→ Task details: Word for word, reproduce the data that follows.

→ Input data:
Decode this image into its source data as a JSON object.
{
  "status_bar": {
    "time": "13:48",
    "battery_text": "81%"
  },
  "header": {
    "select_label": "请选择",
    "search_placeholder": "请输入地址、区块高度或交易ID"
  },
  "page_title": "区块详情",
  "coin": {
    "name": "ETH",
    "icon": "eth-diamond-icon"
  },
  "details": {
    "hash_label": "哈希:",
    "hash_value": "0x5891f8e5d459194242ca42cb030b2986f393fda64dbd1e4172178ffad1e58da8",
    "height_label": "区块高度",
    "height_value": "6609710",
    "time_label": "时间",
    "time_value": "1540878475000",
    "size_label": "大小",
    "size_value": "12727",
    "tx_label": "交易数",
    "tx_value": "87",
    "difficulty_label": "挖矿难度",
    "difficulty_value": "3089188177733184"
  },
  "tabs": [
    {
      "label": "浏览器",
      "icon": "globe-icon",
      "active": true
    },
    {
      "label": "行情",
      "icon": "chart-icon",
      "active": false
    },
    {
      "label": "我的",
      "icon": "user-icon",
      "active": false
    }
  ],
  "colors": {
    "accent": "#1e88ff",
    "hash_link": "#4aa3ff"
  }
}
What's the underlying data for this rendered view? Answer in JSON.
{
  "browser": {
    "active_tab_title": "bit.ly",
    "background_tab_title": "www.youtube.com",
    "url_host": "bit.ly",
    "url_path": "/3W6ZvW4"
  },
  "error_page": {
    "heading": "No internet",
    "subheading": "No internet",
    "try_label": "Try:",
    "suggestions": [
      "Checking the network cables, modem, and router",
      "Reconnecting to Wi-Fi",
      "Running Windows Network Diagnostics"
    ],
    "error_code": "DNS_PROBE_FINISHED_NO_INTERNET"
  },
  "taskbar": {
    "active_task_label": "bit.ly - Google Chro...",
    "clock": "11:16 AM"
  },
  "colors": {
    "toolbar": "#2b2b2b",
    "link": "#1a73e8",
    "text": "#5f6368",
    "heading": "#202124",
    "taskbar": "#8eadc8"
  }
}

→ Response to this task:
Decode this image into its source data as a JSON object.
{
  "status_bar": {
    "time": "13:48",
    "battery_text": "81%"
  },
  "header": {
    "select_label": "请选择",
    "search_placeholder": "请输入地址、区块高度或交易ID"
  },
  "page_title": "区块详情",
  "coin": {
    "name": "ETH",
    "icon": "eth-diamond-icon"
  },
  "details": {
    "hash_label": "哈希:",
    "hash_value": "0x5891f8e5d459194242ca42cb030b2986f393fda64dbd1e4172178ffad1e58da8",
    "height_label": "区块高度",
    "height_value": "6609710",
    "time_label": "时间",
    "time_value": "1540878475000",
    "size_label": "大小",
    "size_value": "12727",
    "tx_label": "交易数",
    "tx_value": "87",
    "difficulty_label": "挖矿难度",
    "difficulty_value": "3089188177733184"
  },
  "tabs": [
    {
      "label": "浏览器",
      "icon": "globe-icon",
      "active": true
    },
    {
      "label": "行情",
      "icon": "chart-icon",
      "active": false
    },
    {
      "label": "我的",
      "icon": "user-icon",
      "active": false
    }
  ],
  "colors": {
    "accent": "#1e88ff",
    "hash_link": "#4aa3ff"
  }
}
What's the underlying data for this rendered view? Answer in JSON.
{
  "browser": {
    "active_tab_title": "bit.ly",
    "background_tab_title": "www.youtube.com",
    "url_host": "bit.ly",
    "url_path": "/3W6ZvW4"
  },
  "error_page": {
    "heading": "No internet",
    "subheading": "No internet",
    "try_label": "Try:",
    "suggestions": [
      "Checking the network cables, modem, and router",
      "Reconnecting to Wi-Fi",
      "Running Windows Network Diagnostics"
    ],
    "error_code": "DNS_PROBE_FINISHED_NO_INTERNET"
  },
  "taskbar": {
    "active_task_label": "bit.ly - Google Chro...",
    "clock": "11:16 AM"
  },
  "colors": {
    "toolbar": "#2b2b2b",
    "link": "#1a73e8",
    "text": "#5f6368",
    "heading": "#202124",
    "taskbar": "#8eadc8"
  }
}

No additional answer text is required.